She meant to pay me a compliment so I felt unable to criticize her. But interactions like this still crack the fragile confidence I have built around being disabled. I remember frantically texting my boyfriend asking if my disability bothered him. His friends? Parents? He replied that he didn’t care and doesn’t really think about it. I never think about my disability either. Everything I do is so normal to me and everyone who knows me, that the only time I really feel disabled is when someone reminds me with their unbidden commentary.
It is the pervasive notion that disabled means incapable – that disability makes our lives any less fulfilling – that can permanently damage us.

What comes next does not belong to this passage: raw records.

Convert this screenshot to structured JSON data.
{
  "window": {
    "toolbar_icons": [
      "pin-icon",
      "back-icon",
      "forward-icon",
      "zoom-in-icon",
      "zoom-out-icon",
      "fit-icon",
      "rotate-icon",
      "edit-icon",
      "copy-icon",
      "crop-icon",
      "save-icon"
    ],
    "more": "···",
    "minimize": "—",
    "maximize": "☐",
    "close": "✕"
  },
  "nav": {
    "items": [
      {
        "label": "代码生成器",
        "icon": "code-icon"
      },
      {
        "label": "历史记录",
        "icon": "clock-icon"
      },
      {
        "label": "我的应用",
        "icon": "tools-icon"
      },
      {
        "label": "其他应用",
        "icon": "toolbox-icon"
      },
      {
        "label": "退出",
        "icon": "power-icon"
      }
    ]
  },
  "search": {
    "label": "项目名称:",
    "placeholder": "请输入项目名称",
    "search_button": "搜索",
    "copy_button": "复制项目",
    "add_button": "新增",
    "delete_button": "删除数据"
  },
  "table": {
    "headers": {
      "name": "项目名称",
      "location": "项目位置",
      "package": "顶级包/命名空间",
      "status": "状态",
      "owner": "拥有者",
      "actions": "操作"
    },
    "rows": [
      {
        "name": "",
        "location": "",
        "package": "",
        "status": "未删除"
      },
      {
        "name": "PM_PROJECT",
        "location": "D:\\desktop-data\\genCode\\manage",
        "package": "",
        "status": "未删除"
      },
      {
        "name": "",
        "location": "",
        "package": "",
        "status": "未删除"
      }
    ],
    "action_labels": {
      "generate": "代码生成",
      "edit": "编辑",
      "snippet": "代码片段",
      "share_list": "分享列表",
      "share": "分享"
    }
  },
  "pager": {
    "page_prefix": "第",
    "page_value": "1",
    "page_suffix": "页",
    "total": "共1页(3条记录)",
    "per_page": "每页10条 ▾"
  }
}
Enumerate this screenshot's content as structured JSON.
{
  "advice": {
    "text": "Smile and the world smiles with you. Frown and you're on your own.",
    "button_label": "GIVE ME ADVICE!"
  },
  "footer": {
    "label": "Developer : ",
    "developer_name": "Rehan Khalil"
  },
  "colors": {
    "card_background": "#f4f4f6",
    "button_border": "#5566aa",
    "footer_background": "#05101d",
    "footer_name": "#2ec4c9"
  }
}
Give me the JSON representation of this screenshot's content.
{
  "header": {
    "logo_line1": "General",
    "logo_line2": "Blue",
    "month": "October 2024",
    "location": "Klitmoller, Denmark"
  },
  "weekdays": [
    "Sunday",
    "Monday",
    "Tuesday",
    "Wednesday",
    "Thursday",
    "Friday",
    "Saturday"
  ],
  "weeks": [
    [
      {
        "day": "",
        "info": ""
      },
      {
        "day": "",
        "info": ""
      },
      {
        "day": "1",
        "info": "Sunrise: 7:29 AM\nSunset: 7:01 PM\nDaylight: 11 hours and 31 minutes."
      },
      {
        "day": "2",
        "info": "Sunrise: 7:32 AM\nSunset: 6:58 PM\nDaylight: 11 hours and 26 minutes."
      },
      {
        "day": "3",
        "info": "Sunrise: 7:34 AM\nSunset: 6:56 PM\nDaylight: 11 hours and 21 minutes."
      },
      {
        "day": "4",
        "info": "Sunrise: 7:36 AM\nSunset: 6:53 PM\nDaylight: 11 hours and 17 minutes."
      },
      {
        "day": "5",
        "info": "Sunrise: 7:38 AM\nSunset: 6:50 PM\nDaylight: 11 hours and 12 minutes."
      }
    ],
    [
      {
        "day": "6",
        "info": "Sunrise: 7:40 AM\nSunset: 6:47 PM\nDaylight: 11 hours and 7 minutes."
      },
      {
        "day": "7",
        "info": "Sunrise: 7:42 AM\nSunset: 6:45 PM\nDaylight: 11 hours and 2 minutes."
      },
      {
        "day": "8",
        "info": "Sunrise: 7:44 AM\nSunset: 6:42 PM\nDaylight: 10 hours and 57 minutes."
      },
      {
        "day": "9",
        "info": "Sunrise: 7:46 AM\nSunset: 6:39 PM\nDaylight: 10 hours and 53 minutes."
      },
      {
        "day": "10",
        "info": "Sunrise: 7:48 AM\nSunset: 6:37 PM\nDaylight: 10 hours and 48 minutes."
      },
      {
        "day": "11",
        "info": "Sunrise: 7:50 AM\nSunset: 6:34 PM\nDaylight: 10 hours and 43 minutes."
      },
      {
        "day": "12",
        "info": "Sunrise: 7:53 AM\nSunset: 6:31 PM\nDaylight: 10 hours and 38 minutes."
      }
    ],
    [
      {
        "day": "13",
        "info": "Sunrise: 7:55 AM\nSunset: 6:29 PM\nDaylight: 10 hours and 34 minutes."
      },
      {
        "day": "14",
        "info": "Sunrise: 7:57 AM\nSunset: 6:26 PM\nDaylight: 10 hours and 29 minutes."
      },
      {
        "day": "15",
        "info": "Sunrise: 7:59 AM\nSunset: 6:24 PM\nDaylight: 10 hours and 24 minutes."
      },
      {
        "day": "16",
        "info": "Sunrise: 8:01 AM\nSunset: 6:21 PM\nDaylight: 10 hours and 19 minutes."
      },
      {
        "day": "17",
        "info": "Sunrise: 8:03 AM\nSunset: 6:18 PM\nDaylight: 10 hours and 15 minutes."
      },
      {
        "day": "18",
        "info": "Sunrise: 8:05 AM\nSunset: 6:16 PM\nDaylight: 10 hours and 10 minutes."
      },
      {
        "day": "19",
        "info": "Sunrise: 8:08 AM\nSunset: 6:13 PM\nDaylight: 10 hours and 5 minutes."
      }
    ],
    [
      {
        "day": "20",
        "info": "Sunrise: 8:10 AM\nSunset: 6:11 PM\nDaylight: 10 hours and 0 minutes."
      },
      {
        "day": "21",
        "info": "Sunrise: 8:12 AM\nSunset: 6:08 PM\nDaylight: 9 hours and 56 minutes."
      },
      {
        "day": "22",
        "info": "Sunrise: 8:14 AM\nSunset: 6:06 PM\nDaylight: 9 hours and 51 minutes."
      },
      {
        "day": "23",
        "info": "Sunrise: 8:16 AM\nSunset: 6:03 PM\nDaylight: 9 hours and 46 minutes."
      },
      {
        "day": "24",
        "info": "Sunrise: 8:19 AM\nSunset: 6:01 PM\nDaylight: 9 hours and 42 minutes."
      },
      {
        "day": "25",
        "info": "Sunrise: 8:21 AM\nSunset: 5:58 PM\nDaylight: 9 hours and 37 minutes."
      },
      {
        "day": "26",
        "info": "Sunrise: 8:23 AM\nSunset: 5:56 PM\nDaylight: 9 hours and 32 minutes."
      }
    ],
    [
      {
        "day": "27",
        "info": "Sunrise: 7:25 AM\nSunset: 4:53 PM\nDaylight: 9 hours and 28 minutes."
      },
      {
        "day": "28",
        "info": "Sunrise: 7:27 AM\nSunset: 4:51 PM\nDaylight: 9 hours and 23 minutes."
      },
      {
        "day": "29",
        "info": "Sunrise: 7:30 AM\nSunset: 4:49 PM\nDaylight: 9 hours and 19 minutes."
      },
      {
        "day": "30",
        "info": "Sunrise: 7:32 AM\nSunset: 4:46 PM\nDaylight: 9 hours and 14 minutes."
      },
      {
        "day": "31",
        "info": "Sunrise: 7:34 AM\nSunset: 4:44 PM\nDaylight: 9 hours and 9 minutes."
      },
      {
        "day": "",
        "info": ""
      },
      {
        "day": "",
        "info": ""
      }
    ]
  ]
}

When this happens almost every day, it becomes a constant fight against internalizing these sentiments. I could have just nailed my design pitch, done perfectly symmetrical eyeliner wings this morning and be enjoying my walk home, but your “can I push you?” or a “good job!” reminds me that no matter how well I am doing, people will still just see me as someone who needs their help or someone who’s “less” than an able bodied person. What is fair or nice about you leaving feeling like you’ve improved someone’s day and me leaving hyper-conscious and insecure of my appearance to the world? Who did you really say those things for? If you meant to pump me up but left me humiliated, you didn’t do a good thing. If you assumed that I need cheering up just because I’m in a wheelchair, your motives are not benevolent. This behavior can’t be praised as good or excused as harmless anymore when it is neither of those.
What, then, of Archer’s Challenge? Speaking with Archer Hadley, it was impossible for me to not have deep respect for him. He is fiercely ambitious and exudes passion for his challenge. Accessibility is important. I have felt the sting of being placed in a classroom that was only accessible by stairs, and having to sit outside and wait for the professor to come get me. I had to scoot up a flight of stairs last year to make my Astronomy final because, as we all know about University of Texas’s Robert Lee Moore Hall, “elevators do not stop on the 4th, 5th or 6th floors.” Archer simply wants people to actually see the disabled and make an effort to understand them. I do too. Yet I argue that in an increasingly accessible post-Americans with Disabilities Act world, a lot more can dehumanize the mobility impaired besides a curb or a heavy door. It is the pervasive notion that disabled means incapable – that disability makes our lives any less fulfilling – that can permanently damage us. I think Archer’s challenge does nothing to combat this psyche, even reinforcing the perception of helplessness, regardless of how well meaning it is.
Meaning well isn’t enough anymore. I don’t need your encouragement and I don’t want your praise. If I need help, I know how to ask for it. I’m allowed to be happy and to love my body––for someone else to love my body – and for that not to be some Big Fucking Deal to inspire you on the 6 o’clock news.